Problem constructor is identical to the fixed-mesh version in the previous example, apart from the fact that we use the
GeomObject to define the curvilinear
Mesh boundary. Here is the relevant code fragment:
As discussed above, the addition of a single line to
Problem::actions_before_implicit_timestep() suffices to update the nodal positions in response to the changes in the domain boundary.
The rest of this function is identical to the that in the fixed-domain version and updates the nodal values on the Dirichlet boundaries according to the values given by the exact solution.
The only other change to the code occurs in the assignment of the initial conditions. The
Nodes' positional history values are given by the positions at which the
Nodes would have been at previous timesteps. Similarly, the history values themselves must be computed by evaluating the exact solution at the position at which the
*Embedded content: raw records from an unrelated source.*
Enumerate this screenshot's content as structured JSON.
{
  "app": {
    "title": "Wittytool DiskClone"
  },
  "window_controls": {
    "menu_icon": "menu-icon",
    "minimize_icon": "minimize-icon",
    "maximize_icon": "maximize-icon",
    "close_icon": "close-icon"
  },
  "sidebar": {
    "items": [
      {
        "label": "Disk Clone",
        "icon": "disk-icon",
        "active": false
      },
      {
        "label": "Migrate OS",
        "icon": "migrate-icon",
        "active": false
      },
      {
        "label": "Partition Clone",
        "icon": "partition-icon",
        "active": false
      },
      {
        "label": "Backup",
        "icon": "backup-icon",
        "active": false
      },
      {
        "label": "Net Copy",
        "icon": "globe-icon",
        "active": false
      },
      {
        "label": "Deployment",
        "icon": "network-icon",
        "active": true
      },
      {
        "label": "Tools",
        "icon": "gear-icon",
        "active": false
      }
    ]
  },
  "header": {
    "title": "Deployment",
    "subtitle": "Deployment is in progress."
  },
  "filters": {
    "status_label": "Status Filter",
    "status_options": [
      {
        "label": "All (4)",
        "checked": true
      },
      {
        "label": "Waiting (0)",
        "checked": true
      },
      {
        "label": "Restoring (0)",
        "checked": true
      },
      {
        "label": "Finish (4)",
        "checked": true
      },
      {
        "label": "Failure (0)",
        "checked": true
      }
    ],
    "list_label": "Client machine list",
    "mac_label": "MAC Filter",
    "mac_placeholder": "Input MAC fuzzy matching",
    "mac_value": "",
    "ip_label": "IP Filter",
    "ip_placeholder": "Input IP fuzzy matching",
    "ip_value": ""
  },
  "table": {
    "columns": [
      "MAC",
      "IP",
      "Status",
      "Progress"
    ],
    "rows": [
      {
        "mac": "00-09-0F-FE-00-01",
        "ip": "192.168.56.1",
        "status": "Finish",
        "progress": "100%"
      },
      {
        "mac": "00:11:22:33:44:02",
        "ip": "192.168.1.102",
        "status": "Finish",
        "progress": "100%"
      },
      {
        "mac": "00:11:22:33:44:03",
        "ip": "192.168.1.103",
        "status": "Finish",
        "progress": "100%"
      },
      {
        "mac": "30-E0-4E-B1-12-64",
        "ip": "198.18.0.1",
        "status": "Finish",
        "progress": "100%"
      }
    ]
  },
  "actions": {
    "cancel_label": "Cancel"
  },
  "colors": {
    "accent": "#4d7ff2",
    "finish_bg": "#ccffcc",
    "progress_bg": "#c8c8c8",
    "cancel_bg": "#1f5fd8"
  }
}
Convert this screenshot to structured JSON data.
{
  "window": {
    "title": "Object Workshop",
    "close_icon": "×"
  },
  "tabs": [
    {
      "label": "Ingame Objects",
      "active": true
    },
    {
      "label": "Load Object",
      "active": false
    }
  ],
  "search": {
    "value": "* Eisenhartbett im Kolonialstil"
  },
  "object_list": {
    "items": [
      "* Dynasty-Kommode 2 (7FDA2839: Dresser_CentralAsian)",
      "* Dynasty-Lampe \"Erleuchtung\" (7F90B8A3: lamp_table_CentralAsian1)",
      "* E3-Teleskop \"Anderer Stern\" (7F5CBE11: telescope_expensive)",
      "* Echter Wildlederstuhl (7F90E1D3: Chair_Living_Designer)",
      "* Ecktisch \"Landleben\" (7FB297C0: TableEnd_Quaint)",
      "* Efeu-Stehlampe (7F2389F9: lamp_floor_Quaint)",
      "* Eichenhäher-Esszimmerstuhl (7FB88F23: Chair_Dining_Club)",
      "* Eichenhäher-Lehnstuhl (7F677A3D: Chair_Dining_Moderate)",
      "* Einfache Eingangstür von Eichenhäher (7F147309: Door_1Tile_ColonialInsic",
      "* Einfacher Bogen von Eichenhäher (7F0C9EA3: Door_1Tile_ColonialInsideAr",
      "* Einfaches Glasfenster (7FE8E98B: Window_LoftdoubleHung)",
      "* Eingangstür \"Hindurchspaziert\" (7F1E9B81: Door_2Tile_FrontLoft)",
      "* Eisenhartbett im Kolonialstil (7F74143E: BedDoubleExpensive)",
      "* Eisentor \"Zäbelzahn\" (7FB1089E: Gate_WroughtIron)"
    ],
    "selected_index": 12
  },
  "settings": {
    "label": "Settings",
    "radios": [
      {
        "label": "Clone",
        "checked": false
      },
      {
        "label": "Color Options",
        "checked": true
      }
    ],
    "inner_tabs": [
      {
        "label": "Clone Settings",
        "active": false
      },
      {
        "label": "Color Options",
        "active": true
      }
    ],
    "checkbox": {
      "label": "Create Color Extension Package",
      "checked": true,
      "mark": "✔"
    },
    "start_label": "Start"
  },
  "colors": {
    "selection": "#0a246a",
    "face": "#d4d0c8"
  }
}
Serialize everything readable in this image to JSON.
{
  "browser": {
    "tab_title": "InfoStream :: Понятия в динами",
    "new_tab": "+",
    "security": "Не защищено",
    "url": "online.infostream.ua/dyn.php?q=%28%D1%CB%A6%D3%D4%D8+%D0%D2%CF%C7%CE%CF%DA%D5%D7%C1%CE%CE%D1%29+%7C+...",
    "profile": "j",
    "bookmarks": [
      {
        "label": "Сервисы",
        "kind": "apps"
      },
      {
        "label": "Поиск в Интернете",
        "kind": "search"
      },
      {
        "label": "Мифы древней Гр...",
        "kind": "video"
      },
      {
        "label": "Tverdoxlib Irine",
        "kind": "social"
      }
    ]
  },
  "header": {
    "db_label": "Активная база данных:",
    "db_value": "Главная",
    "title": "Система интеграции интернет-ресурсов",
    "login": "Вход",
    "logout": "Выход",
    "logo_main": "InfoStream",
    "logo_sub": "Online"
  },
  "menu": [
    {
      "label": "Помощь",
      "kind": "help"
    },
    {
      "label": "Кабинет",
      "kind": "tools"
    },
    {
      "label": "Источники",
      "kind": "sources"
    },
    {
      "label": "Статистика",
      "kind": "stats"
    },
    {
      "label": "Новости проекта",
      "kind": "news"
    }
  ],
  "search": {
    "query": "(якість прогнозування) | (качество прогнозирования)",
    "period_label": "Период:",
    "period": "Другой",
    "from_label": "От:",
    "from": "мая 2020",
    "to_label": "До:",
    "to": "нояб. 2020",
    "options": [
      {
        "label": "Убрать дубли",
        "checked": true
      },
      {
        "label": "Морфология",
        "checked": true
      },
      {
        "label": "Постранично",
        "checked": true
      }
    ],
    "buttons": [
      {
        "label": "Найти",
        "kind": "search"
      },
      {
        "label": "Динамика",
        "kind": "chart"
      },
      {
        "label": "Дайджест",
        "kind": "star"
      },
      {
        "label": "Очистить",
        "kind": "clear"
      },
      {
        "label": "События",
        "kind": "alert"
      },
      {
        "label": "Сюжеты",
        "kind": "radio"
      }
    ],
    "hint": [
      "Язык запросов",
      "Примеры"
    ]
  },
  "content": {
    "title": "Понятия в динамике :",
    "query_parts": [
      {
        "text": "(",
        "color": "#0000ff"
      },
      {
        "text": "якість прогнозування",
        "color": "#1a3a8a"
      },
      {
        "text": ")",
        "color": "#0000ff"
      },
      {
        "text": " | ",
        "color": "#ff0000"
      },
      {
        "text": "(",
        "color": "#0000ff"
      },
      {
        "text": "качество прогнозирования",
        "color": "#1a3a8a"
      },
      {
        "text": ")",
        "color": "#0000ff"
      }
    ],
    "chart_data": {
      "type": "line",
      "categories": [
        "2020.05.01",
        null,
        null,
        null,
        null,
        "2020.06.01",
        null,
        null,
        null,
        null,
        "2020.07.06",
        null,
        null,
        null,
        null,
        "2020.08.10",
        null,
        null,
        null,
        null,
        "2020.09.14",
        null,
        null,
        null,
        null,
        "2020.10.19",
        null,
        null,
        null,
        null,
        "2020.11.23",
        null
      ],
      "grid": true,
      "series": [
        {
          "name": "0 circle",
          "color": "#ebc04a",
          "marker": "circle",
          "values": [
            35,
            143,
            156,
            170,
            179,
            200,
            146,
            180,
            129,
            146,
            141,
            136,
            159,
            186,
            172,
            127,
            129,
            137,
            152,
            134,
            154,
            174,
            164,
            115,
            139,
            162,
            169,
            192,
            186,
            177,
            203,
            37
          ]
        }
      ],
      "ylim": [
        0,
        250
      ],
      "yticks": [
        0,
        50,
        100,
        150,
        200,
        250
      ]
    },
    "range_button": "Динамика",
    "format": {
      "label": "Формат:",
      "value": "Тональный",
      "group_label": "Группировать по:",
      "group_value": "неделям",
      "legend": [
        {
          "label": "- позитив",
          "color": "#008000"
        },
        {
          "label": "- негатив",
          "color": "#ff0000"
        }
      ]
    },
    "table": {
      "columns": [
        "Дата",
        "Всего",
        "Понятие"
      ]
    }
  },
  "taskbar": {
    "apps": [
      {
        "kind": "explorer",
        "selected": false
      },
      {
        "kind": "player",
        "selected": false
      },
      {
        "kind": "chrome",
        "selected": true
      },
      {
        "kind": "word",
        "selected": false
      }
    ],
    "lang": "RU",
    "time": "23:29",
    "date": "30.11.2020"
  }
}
Nodes would have been at those timesteps.
This is achieved with a few minor changes to the previous version of this function. We loop over the previous timesteps, reconstruct the value of the continuous time at that timestep, and temporarily over-write the value of the continuous time stored in
Time::time(). This ensures that the call to
MyEllipse::position(...) during the node update operation returns the position vector to the domain boundary at that timestep. Following the update of the nodal positions (which moves them into the position they would have occupied at the previous timestep) we copy their positions and the value of the exact solution into the appropriate history values. Here is the relevant code fragment from the
While the spatial adaptivity resolves the rapid spatial variations in the solution, the time-integration with a fixed timestep introduces errors during the phases when the solution undergoes rapid temporal variations. The animations of the exact and computed solutions show clearly that the computed solution lags behind the exact one during these phases. In the next example we will therefore demonstrate how to combine temporal and spatial adaptivity.
A pdf version of this document is available.